Users close to the world of modding and from the PC gaming they know that there is nothing like experimentation to get ideas forward no matter how absurd they may seem. However, apart from seeing people cooking food on the CPU or using diamonds to cool it down, we never expected to see a fungus serving as brain of a pc.
It’s as crazy as it sounds, and it even looks like something out of a Cronenberg-style visual horror movie, but nothing could be further from the truth. The Unconventional Computing Laboratory (UCL), located in the United Kingdom, is tinkering with computers that run on mushrooms.

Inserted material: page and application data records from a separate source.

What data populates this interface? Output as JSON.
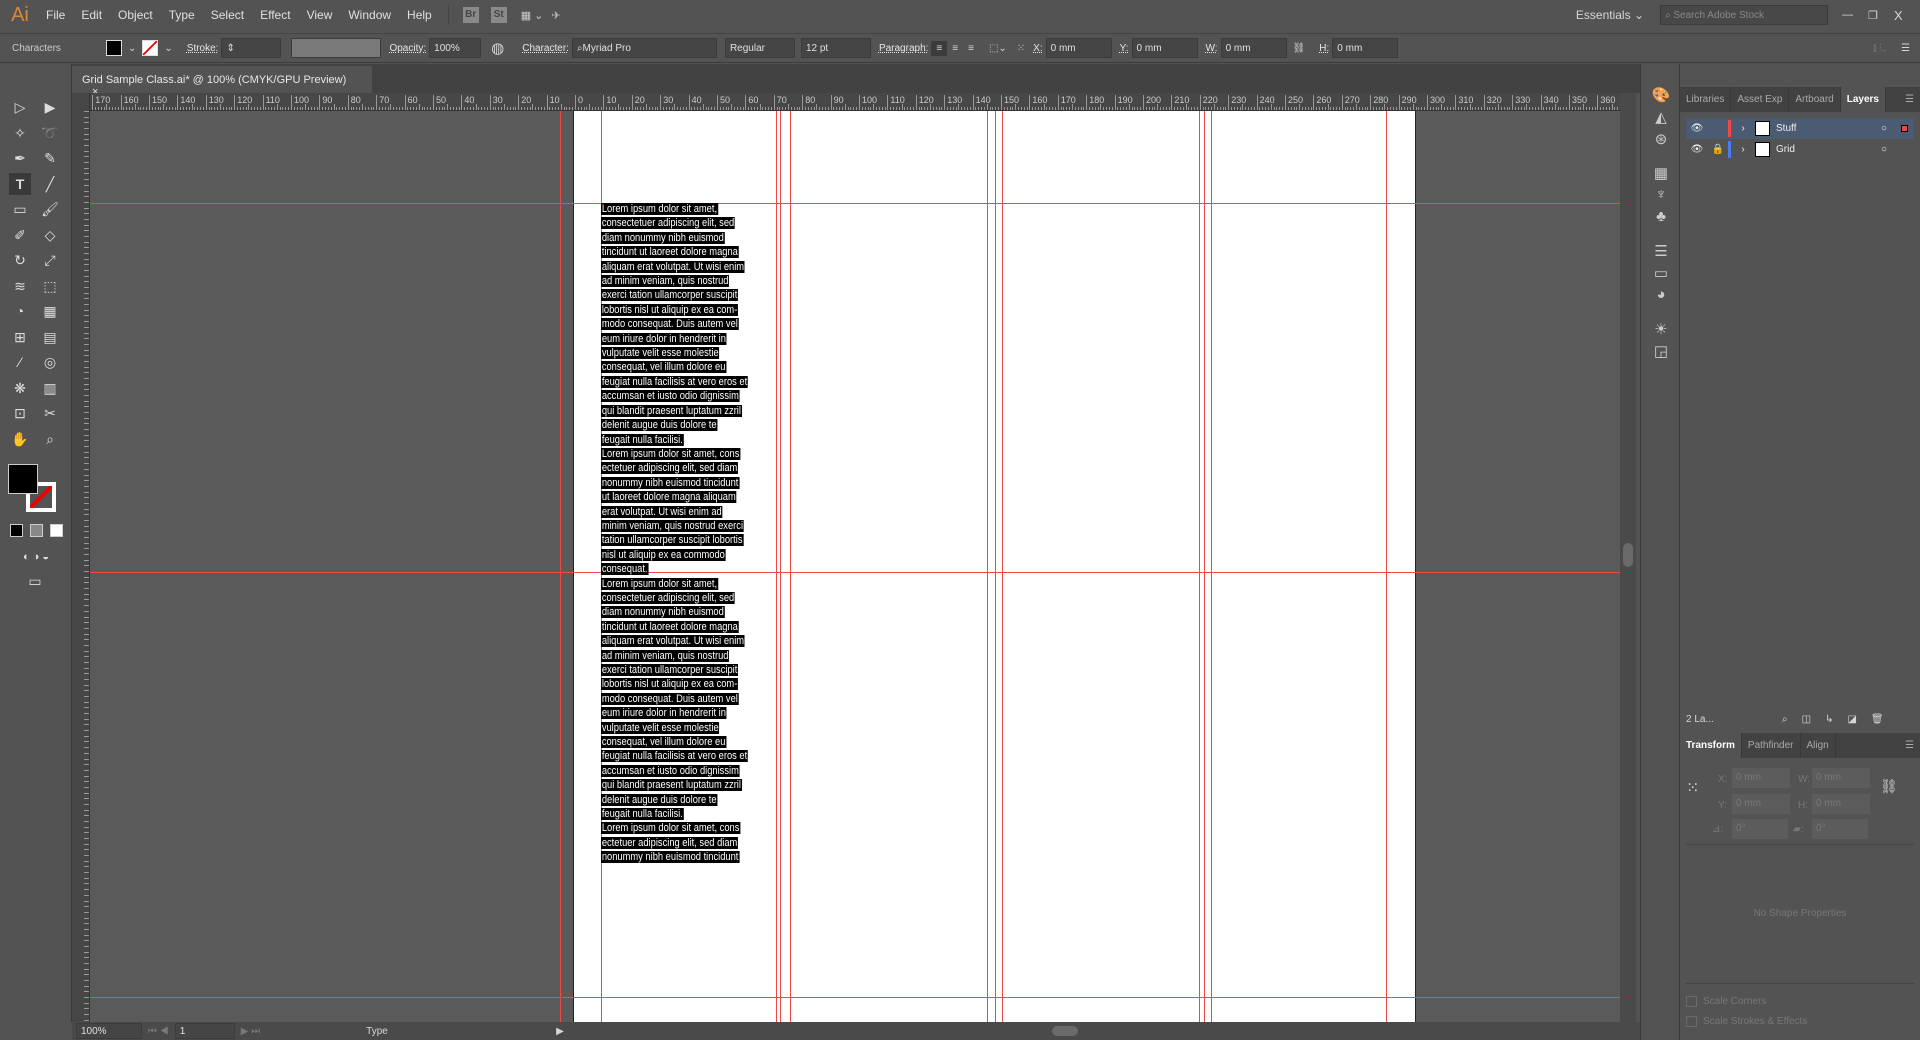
{
  "app": {
    "logo": "Ai",
    "menu": [
      "File",
      "Edit",
      "Object",
      "Type",
      "Select",
      "Effect",
      "View",
      "Window",
      "Help"
    ],
    "bridge": "Br",
    "stock": "St",
    "workspace": "Essentials",
    "search_placeholder": "Search Adobe Stock"
  },
  "control": {
    "panel_name": "Characters",
    "stroke_label": "Stroke:",
    "opacity_label": "Opacity:",
    "opacity": "100%",
    "character_label": "Character:",
    "font": "Myriad Pro",
    "style": "Regular",
    "size": "12 pt",
    "paragraph_label": "Paragraph:",
    "x_label": "X:",
    "x": "0 mm",
    "y_label": "Y:",
    "y": "0 mm",
    "w_label": "W:",
    "w": "0 mm",
    "h_label": "H:",
    "h": "0 mm"
  },
  "document": {
    "tab_title": "Grid Sample Class.ai* @ 100% (CMYK/GPU Preview)",
    "close": "×"
  },
  "ruler": {
    "labels": [
      "170",
      "160",
      "150",
      "140",
      "130",
      "120",
      "110",
      "100",
      "90",
      "80",
      "70",
      "60",
      "50",
      "40",
      "30",
      "20",
      "10",
      "0",
      "10",
      "20",
      "30",
      "40",
      "50",
      "60",
      "70",
      "80",
      "90",
      "100",
      "110",
      "120",
      "130",
      "140",
      "150",
      "160",
      "170",
      "180",
      "190",
      "200",
      "210",
      "220",
      "230",
      "240",
      "250",
      "260",
      "270",
      "280",
      "290",
      "300",
      "310",
      "320",
      "330",
      "340",
      "350",
      "360"
    ]
  },
  "text_lines": [
    "Lorem ipsum dolor sit amet,",
    "consectetuer adipiscing elit, sed",
    "diam nonummy nibh euismod",
    "tincidunt ut laoreet dolore magna",
    "aliquam erat volutpat. Ut wisi enim",
    "ad minim veniam, quis nostrud",
    "exerci tation ullamcorper suscipit",
    "lobortis nisl ut aliquip ex ea com-",
    "modo consequat. Duis autem vel",
    "eum iriure dolor in hendrerit in",
    "vulputate velit esse molestie",
    "consequat, vel illum dolore eu",
    "feugiat nulla facilisis at vero eros et",
    "accumsan et iusto odio dignissim",
    "qui blandit praesent luptatum zzril",
    "delenit augue duis dolore te",
    "feugait nulla facilisi.",
    "Lorem ipsum dolor sit amet, cons",
    "ectetuer adipiscing elit, sed diam",
    "nonummy nibh euismod tincidunt",
    "ut laoreet dolore magna aliquam",
    "erat volutpat. Ut wisi enim ad",
    "minim veniam, quis nostrud exerci",
    "tation ullamcorper suscipit lobortis",
    "nisl ut aliquip ex ea commodo",
    "consequat.",
    "Lorem ipsum dolor sit amet,",
    "consectetuer adipiscing elit, sed",
    "diam nonummy nibh euismod",
    "tincidunt ut laoreet dolore magna",
    "aliquam erat volutpat. Ut wisi enim",
    "ad minim veniam, quis nostrud",
    "exerci tation ullamcorper suscipit",
    "lobortis nisl ut aliquip ex ea com-",
    "modo consequat. Duis autem vel",
    "eum iriure dolor in hendrerit in",
    "vulputate velit esse molestie",
    "consequat, vel illum dolore eu",
    "feugiat nulla facilisis at vero eros et",
    "accumsan et iusto odio dignissim",
    "qui blandit praesent luptatum zzril",
    "delenit augue duis dolore te",
    "feugait nulla facilisi.",
    "Lorem ipsum dolor sit amet, cons",
    "ectetuer adipiscing elit, sed diam",
    "nonummy nibh euismod tincidunt"
  ],
  "status": {
    "zoom": "100%",
    "artboard": "1",
    "tool": "Type"
  },
  "panels": {
    "top_tabs": [
      "Libraries",
      "Asset Exp",
      "Artboard",
      "Layers"
    ],
    "layers": [
      {
        "name": "Stuff",
        "color": "#f04848",
        "locked": false,
        "selected": true
      },
      {
        "name": "Grid",
        "color": "#4a7cf0",
        "locked": true,
        "selected": false
      }
    ],
    "layers_count": "2 La...",
    "bottom_tabs": [
      "Transform",
      "Pathfinder",
      "Align"
    ],
    "transform": {
      "x_label": "X:",
      "x": "0 mm",
      "y_label": "Y:",
      "y": "0 mm",
      "w_label": "W:",
      "w": "0 mm",
      "h_label": "H:",
      "h": "0 mm",
      "angle": "0°",
      "shear": "0°",
      "no_props": "No Shape Properties",
      "scale_corners": "Scale Corners",
      "scale_strokes": "Scale Strokes & Effects"
    }
  },
  "colors": {
    "guide": "#f04848",
    "selection_bg": "#000000",
    "accent": "#d8893a"
  }
}
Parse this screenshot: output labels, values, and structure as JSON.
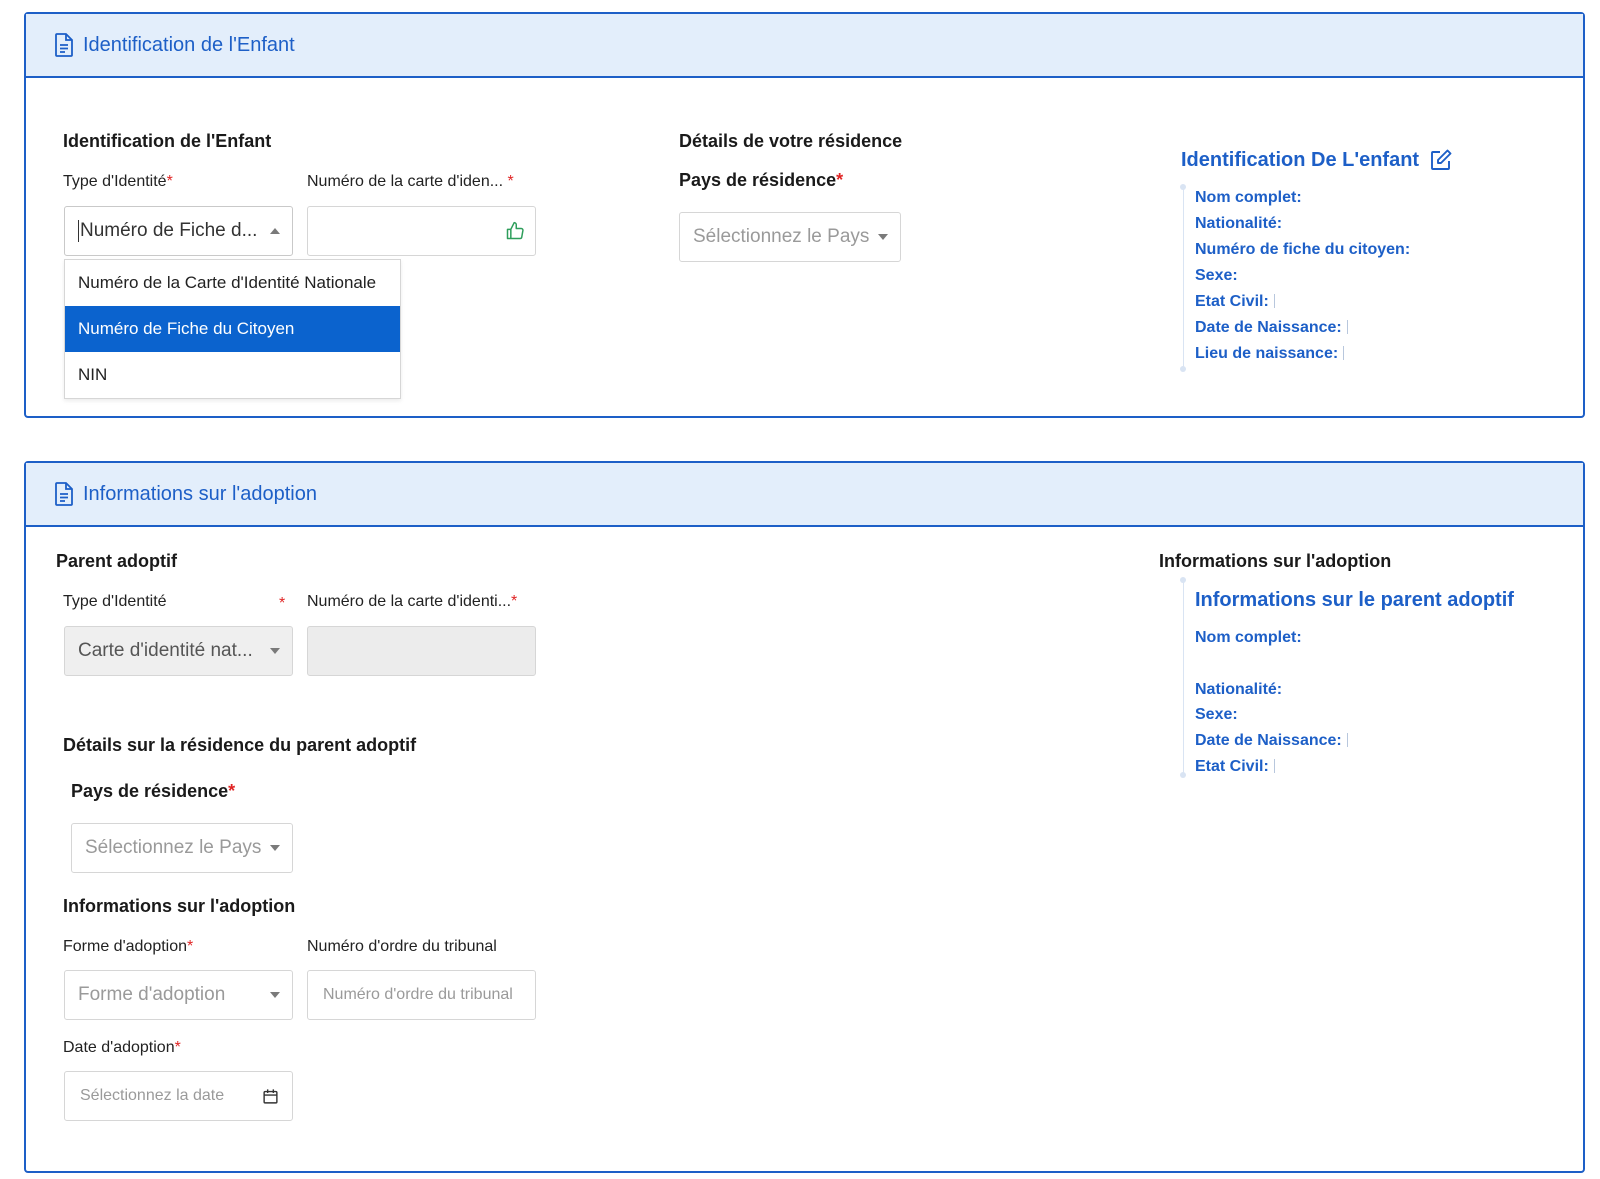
{
  "section1": {
    "header_title": "Identification de l'Enfant",
    "form_heading": "Identification de l'Enfant",
    "identity_type_label": "Type d'Identité",
    "identity_type_value": "Numéro de Fiche d...",
    "card_number_label": "Numéro de la carte d'iden...",
    "required_mark": "*",
    "dropdown_options": [
      {
        "label": "Numéro de la Carte d'Identité Nationale",
        "selected": false
      },
      {
        "label": "Numéro de Fiche du Citoyen",
        "selected": true
      },
      {
        "label": "NIN",
        "selected": false
      }
    ],
    "residence_heading": "Détails de votre résidence",
    "residence_country_label": "Pays de résidence",
    "residence_country_placeholder": "Sélectionnez le Pays",
    "summary": {
      "title": "Identification De L'enfant",
      "fields": [
        "Nom complet:",
        "Nationalité:",
        "Numéro de fiche du citoyen:",
        "Sexe:",
        "Etat Civil:",
        "Date de Naissance:",
        "Lieu de naissance:"
      ]
    }
  },
  "section2": {
    "header_title": "Informations sur l'adoption",
    "parent_heading": "Parent adoptif",
    "identity_type_label": "Type d'Identité",
    "identity_type_value": "Carte d'identité nat...",
    "card_number_label": "Numéro de la carte d'identi...",
    "residence_heading": "Détails sur la résidence du parent adoptif",
    "residence_country_label": "Pays de résidence",
    "residence_country_placeholder": "Sélectionnez le Pays",
    "adoption_heading": "Informations sur l'adoption",
    "adoption_form_label": "Forme d'adoption",
    "adoption_form_placeholder": "Forme d'adoption",
    "tribunal_label": "Numéro d'ordre du tribunal",
    "tribunal_placeholder": "Numéro d'ordre du tribunal",
    "adoption_date_label": "Date d'adoption",
    "adoption_date_placeholder": "Sélectionnez la date",
    "summary": {
      "heading": "Informations sur l'adoption",
      "title": "Informations sur le parent adoptif",
      "fields": [
        "Nom complet:",
        "Nationalité:",
        "Sexe:",
        "Date de Naissance:",
        "Etat Civil:"
      ]
    }
  },
  "colors": {
    "accent": "#1d5fc7",
    "header_bg": "#e3eefb",
    "selected_option": "#0b63ce",
    "required": "#e02424",
    "valid_icon": "#2e9e5b"
  }
}
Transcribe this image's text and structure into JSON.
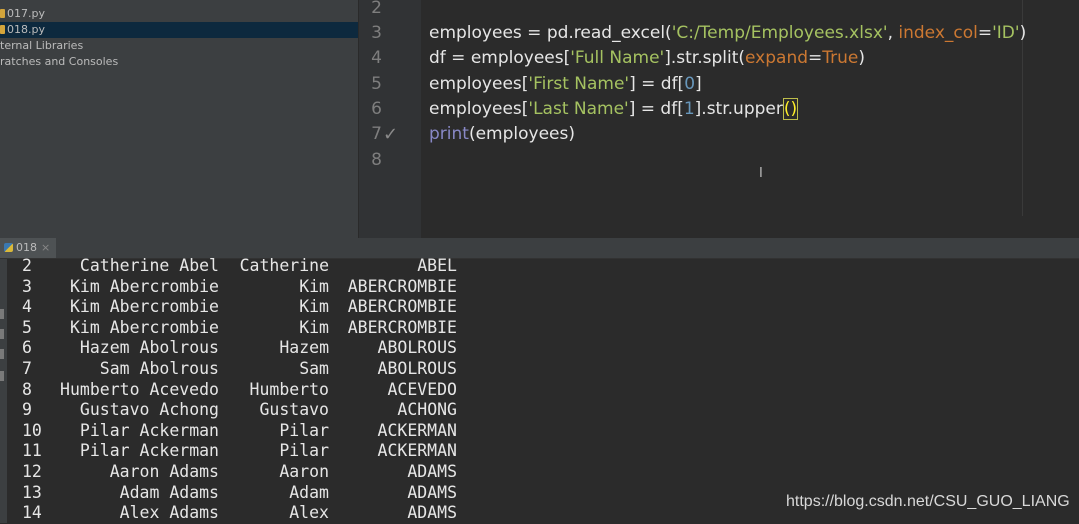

The lab, led by Andrew Adamatzk, is using these organisms with a view to applying the concepts of hardware and software to living creatures. As a result of this, the British laboratory has populated a PC motherboard with these organisms based on a previous study where it discovered that fungi communicate through electrical signals through the mycelium (a root-like-appearing structure of fungi).
This mycelium is, reducing it to the extreme, it connects the fungi as if it were a neuronal interconnection. With this, and making use of the peaks and drops of the current in the connection, it can be transferred to the binary language that uses the conventional computer. In fact, stimulating the mycelia an increase in capacities can be achieved, as well as the speed and reliability communication between fungi.
Of course, and as TomsHardware points out, this should not be thought of as a “substitute” for the current PC. Its performance is not flawless. Nor is it being tested with a view to using it on a daily basis. Even so, it is spectacular that by using organisms such as fungi they can populate a PC and make it work. It’s time to welcome the cordyceps fishbowl.